- Instead of placing those social chiclets above or below your content, offer a social share bar that’s perpetually on-screen.
- Use plugins such as “Click to Tweet” to make sharing content highlights ultra-easy.
- Ask readers to share your content. It helps.
Demand? Maybe that sounds harsh. But what I’m talking about here is a powerful play: you can use a plugin like One Press Social Locker to make a ‘share’ the price of gaining access to your most valuable content.
This seldom used strategy is common sense, but uncommon in practice. Say thanks to (that is, send thanks to) people who share your content. Fans, followers, loyal readers, and customers are far more likely to stay engaged with the brand when they know they’re appreciated.
It may be easier to simply click social media share buttons and settle for posting a headline and URL, but It can be far more effective to grab or create, if necessary, an image, GIF, or video that increases the stopping power of your posts.

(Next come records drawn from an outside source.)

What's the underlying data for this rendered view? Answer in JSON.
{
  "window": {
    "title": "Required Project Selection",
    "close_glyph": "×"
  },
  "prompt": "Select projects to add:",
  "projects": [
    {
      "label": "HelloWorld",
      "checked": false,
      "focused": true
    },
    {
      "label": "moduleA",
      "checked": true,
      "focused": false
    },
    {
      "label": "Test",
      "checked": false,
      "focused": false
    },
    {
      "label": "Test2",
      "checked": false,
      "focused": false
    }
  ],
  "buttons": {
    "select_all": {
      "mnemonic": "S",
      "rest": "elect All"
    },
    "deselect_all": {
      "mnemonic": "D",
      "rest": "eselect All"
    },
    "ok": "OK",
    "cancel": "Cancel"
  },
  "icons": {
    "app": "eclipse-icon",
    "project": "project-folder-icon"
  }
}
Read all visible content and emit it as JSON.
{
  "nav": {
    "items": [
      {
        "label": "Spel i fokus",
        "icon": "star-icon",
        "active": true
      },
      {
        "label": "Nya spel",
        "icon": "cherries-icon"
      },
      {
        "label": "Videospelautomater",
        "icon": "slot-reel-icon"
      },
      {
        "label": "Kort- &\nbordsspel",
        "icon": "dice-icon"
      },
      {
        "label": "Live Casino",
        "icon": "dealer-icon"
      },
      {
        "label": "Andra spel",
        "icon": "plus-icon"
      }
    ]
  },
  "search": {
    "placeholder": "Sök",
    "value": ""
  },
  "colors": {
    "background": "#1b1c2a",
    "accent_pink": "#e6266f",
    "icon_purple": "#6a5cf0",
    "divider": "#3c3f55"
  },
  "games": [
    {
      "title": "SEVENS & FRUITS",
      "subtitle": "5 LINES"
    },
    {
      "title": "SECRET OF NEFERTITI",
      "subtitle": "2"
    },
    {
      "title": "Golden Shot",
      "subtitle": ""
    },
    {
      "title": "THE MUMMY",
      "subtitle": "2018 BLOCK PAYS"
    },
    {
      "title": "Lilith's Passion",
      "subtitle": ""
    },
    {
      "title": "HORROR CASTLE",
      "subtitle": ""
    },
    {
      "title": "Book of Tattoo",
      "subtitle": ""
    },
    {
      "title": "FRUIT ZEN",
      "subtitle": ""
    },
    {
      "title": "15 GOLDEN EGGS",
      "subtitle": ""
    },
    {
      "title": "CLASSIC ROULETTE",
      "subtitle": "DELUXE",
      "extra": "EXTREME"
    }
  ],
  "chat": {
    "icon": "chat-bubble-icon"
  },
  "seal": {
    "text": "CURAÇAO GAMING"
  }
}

Similarly, the text-based content of your social shares need not be driven by a headline. You may increase engagement when distributing content via social by extracting interesting nuggets from a piece of content such as fun sound bytes, data points and quotable passages.
The more your content promotions come across as promotions, the less traction you’ll gain. Work to create a brand that’s transparent and candid and inspire content from sources that could only be perceived as authentic.
Fire-up employee advocacy
One of the most overlooked social media strategies that can contribute in a very big way to content distribution is employee advocacy. Let’s set aside the fancy marketing speak; you want to your employees who are active on social media to help the cause.
Give them guidelines. Give them training. Give them incentives.
Look into platforms such as GaggleAmp and EveryoneSocial to make social media advocacy even easier. You could even consider a simple collaboration platform such as Slack to put out the word to your team when you have new content to distribute and promote.
My final tip is to work the tricks of the trade to learn from and perpetually improve the organic content promotion you’re working to get from social media.
- Dig into your analytics to learn what channels are driving traffic to the pages on which your client’s content lives and what content types and topics work best.
- Use Buzzsumo to analyze what gets shared, where it gets shared, and who’s doing the sharing. (That’s a very brief benefits summary of Buzzsumo. The service is gold for agencies and brands interested in improving content creation and promotion.)
That’s enough (but it’s never enough)
My, my… I’m at a loss for how to wrap up this beast. It seems to me 45 ideas is enough to help put you on the path to improving your content promotion skills.
But it also seems like “enough” is entirely elusive.
The truth is, as you surely realize, a shocking amount of content is published daily making search, social, owned media and every channel a noisy war zone.
It shouldn’t make you feel defeated going in, but it definitely should make you increasingly hungry to learn about and try new content distribution tactics and strategies.
Of course, you can’t be a great content marketer unless you have great content. But having great content has become table stakes. Those that sweep the chips into their stack master distribution too.